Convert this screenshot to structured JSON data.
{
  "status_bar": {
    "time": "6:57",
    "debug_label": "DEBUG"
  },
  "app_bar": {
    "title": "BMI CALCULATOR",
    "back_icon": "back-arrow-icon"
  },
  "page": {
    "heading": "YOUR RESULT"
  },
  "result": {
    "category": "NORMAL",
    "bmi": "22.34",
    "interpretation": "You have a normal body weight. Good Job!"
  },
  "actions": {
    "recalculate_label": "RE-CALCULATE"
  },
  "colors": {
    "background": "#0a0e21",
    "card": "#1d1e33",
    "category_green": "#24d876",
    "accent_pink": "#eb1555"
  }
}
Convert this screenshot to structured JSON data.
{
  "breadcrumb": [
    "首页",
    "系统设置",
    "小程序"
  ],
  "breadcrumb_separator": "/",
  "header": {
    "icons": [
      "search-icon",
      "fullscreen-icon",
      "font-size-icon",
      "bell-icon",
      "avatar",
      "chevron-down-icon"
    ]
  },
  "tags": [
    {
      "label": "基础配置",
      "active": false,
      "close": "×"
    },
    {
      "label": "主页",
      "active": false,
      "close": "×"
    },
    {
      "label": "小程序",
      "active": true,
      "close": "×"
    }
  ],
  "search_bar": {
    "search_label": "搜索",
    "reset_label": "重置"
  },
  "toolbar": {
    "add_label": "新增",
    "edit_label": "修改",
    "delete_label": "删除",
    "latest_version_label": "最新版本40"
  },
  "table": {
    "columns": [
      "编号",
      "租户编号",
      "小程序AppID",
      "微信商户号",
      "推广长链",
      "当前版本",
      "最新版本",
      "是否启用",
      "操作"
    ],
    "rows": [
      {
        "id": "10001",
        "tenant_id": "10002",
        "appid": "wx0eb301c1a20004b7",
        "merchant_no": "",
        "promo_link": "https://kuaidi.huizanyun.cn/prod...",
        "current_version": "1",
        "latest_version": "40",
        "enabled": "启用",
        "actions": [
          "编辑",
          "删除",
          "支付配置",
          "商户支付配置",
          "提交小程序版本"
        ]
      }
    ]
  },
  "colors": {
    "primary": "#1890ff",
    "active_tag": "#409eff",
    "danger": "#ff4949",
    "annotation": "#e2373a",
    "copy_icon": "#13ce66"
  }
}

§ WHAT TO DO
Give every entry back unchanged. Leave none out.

§ OUTPUT BELOW
Convert this screenshot to structured JSON data.
{
  "status_bar": {
    "time": "6:57",
    "debug_label": "DEBUG"
  },
  "app_bar": {
    "title": "BMI CALCULATOR",
    "back_icon": "back-arrow-icon"
  },
  "page": {
    "heading": "YOUR RESULT"
  },
  "result": {
    "category": "NORMAL",
    "bmi": "22.34",
    "interpretation": "You have a normal body weight. Good Job!"
  },
  "actions": {
    "recalculate_label": "RE-CALCULATE"
  },
  "colors": {
    "background": "#0a0e21",
    "card": "#1d1e33",
    "category_green": "#24d876",
    "accent_pink": "#eb1555"
  }
}
Convert this screenshot to structured JSON data.
{
  "breadcrumb": [
    "首页",
    "系统设置",
    "小程序"
  ],
  "breadcrumb_separator": "/",
  "header": {
    "icons": [
      "search-icon",
      "fullscreen-icon",
      "font-size-icon",
      "bell-icon",
      "avatar",
      "chevron-down-icon"
    ]
  },
  "tags": [
    {
      "label": "基础配置",
      "active": false,
      "close": "×"
    },
    {
      "label": "主页",
      "active": false,
      "close": "×"
    },
    {
      "label": "小程序",
      "active": true,
      "close": "×"
    }
  ],
  "search_bar": {
    "search_label": "搜索",
    "reset_label": "重置"
  },
  "toolbar": {
    "add_label": "新增",
    "edit_label": "修改",
    "delete_label": "删除",
    "latest_version_label": "最新版本40"
  },
  "table": {
    "columns": [
      "编号",
      "租户编号",
      "小程序AppID",
      "微信商户号",
      "推广长链",
      "当前版本",
      "最新版本",
      "是否启用",
      "操作"
    ],
    "rows": [
      {
        "id": "10001",
        "tenant_id": "10002",
        "appid": "wx0eb301c1a20004b7",
        "merchant_no": "",
        "promo_link": "https://kuaidi.huizanyun.cn/prod...",
        "current_version": "1",
        "latest_version": "40",
        "enabled": "启用",
        "actions": [
          "编辑",
          "删除",
          "支付配置",
          "商户支付配置",
          "提交小程序版本"
        ]
      }
    ]
  },
  "colors": {
    "primary": "#1890ff",
    "active_tag": "#409eff",
    "danger": "#ff4949",
    "annotation": "#e2373a",
    "copy_icon": "#13ce66"
  }
}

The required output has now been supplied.